The substance of time is motion and change: a static world would also be a timeless world. Nevertheless, time as forged by its Creator follows a seven-day cycle, consisting of six days of work (i.e., development, transformation, change), and a seventh day of rest. But how can a unit of time be defined as a day of rest, the very antithesis of time?

The Circle

Time and space are closely related to each other; indeed, modern physics is wont to combine the two as “spacetime,” a four-dimensional grid against which all physical objects and events are measured. While time is the more abstract of the two, many of the characteristics of space are attributed to time as well: we speak of a “point” in time, a “stretch” of time, time “cycles,” even of the “condensation” or “fanning out” of time. 1 Indeed, many of time’s complexities can be better understood when we apply the space-quantifying models of geometry to our conception of time.
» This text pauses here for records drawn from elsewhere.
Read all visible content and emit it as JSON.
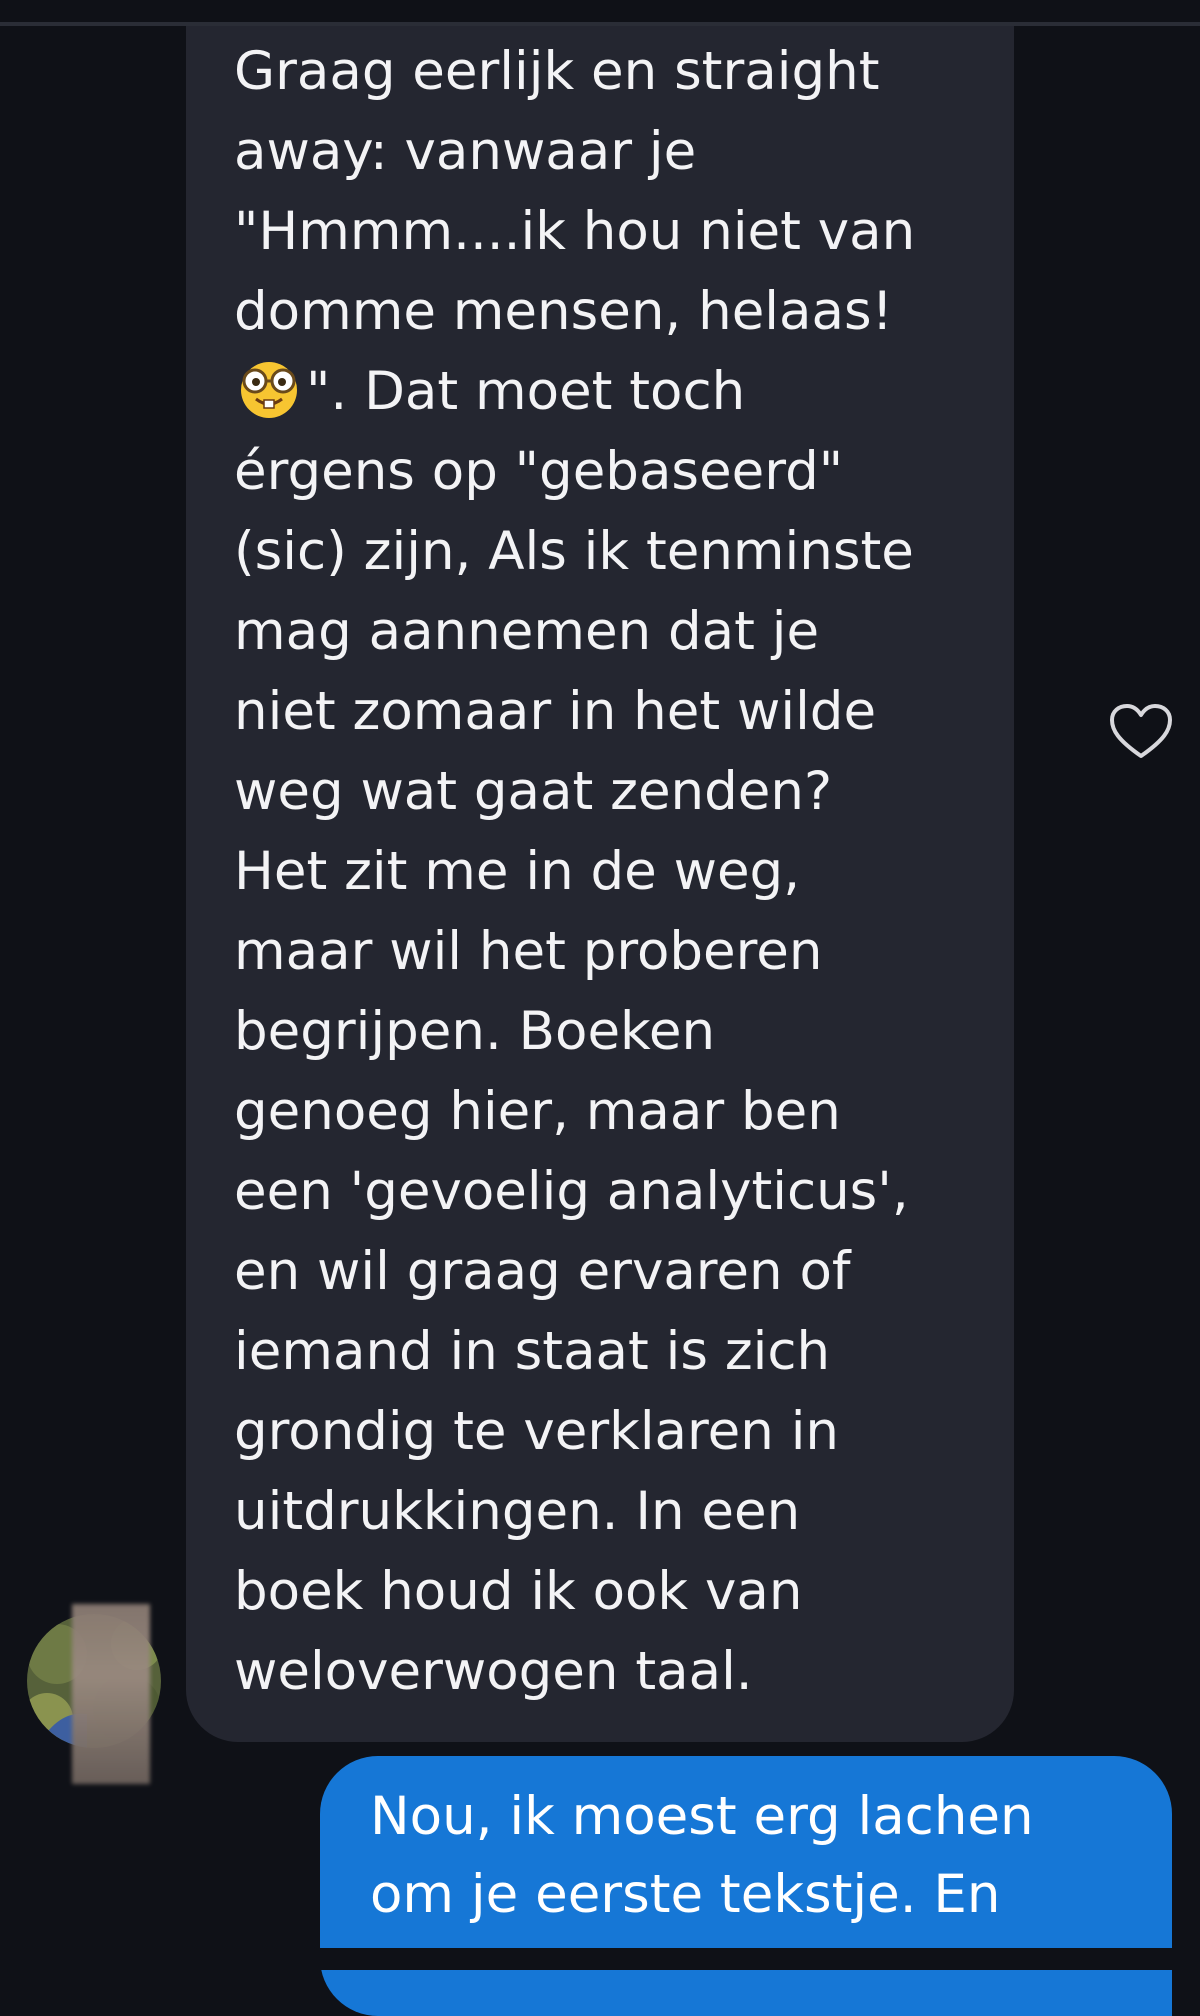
{
  "conversation": {
    "incoming_message": {
      "text_before_emoji": "Graag eerlijk en straight\naway: vanwaar je\n\"Hmmm....ik hou niet van\ndomme mensen, helaas!\n",
      "emoji_icon": "nerd-face-emoji",
      "text_after_emoji": "\". Dat moet toch\nérgens op \"gebaseerd\"\n(sic) zijn, Als ik tenminste\nmag aannemen dat je\nniet zomaar in het wilde\nweg wat gaat zenden?\nHet zit me in de weg,\nmaar wil het proberen\nbegrijpen. Boeken\ngenoeg hier, maar ben\neen 'gevoelig analyticus',\nen wil graag ervaren of\niemand in staat is zich\ngrondig te verklaren in\nuitdrukkingen. In een\nboek houd ik ook van\nweloverwogen taal."
    },
    "outgoing_message": {
      "text": "Nou, ik moest erg lachen\nom je eerste tekstje. En"
    },
    "reaction_icon": "heart-outline-icon"
  },
  "colors": {
    "background": "#0f1117",
    "incoming_bubble": "#242630",
    "outgoing_bubble": "#1677d6",
    "text": "#f3f3f5"
  }
}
One such model is the circle, long considered the most perfect of spatial shapes. The circle’s primary features are: the center, the point from which the circle’s area extends uniformly in all directions; the radius, which is the distance from the circle’s center to its outer limit; and the circumference, the circle’s outer rim, which contains the area of the circle within it. The circumference is approximately 2 six times the length of the radius. This is true of all circles, regardless of size: the greater the radius, the greater the area of the circle, and thus the greater the circumference that encloses this area; but the proportion always remains the same—each additional inch (or yard, or mile) of radius will translate into (slightly more than) six additional inches (or yards, or miles) of circumference.

The geometric point possesses no area; as such, it would seem to hardly qualify as a component of space. In truth, of course, the very opposite is true: the point is the most basic component of all geometric forms—every line is defined by the points that mark its beginning, end, center, convergence with other lines, etc.; and every area is defined by the lines that frame it. Indeed, it is precisely because the point possesses no area itself that it can define and quantify the areas that relate to it.

This is exemplified by the circle’s center. A “mere” point, the center occupies none of the circle’s area; but it is precisely the center that makes the circle a circle. The radius extends from it, the diameter turns on it, the circumference is drawn in relation to it—virtually every feature and characteristic of the circle is derived from the point upon which it is centered.

To understand the week—the seven-day cycle which the Creator stamped into the very fabric of time—we must envision it as a circle. The exterior surface of this circle (its “circumference”) is the six workdays—days that are tracts of time, expanses of progression and change. The center of the circle is Shabbat. Shabbat is a timeless point in time, an island of tranquility in a sea of flux. Yet despite—indeed, because of—its “timelessness,” Shabbat is the axis upon which the most basic of time cycles, the week, turns.

For Shabbat is the day that embodies the purpose and end-goal of time—the objective of all the work, development and change in our restless existence. On Shabbat, our efforts of the past six workdays yield a holier and more G‑dly world, a world brought that much closer to the harmonious perfection that G‑d imbued in creation and charged us to develop. One day a week, we penetrate below the whirling perimeter of time to experience its tranquil core. One day a week, we enjoy a “taste of the world to come,” a taste of an age that is “wholly Shabbat and rest, for everlasting life”—the eternal Shabbat of Moshiach that we are striving towards. And it is this weekly taste of tranquil perfection that supplies us with the vision and fortitude to grapple with and transform the still imperfect world to which we return during the six workdays of the coming week.

Shabbat, then, is both the source and the goal of the six days of “conventional” time that form the circumference of the weekly cycle. It is thus the very essence of time, precisely because it is devoid of the motion and flux which characterize time—in the same way that the area of the circle derives from and is defined by its center point, precisely because of the center’s own arealessness.

The Ratio

In the circle of time, the distance from center to surface is multiplied sixfold, resulting in a “circumference” that is six times the “radius”: six workdays result from the journey out of the tranquil center of the week to its moving surface. For life is a six-dimensional affair, reflecting the six divine attributes (sefirot) that G‑d invested in His creation. Thus, we have six days of creation, with Shabbat as its “timeless” core; we have the six directions of space, and the arealess center from which they extend; we have the six basic affections of the heart (attraction, rejection, synthesis, competitiveness, devotion and communicativity3), and the seventh attribute, malchut (“receptiveness”), which, while “possessing no qualities of its own”4 is the focal point and implementor of them all. The entirety of existence is comprised of these six basic elements, coloring every endeavor and experience with the six basic hues of reality.

Another law of circle geometry is that the greater the radius, the greater the circumference. The same is true of the circle of time. The further we depart from its timeless center, the more “body” time has: the more turbulent it is, the more it is at odds with the “Shabbat” at its core.

But no matter how great the surface flux of our life, it is inexorably bound to the tranquil axis, deriving from it and tending to it. Ultimately, the most tumultuous periods of our lives are generated by its quintessential purpose, and serve its harmonious end.

Based on an entry in the Rebbe’s journal.5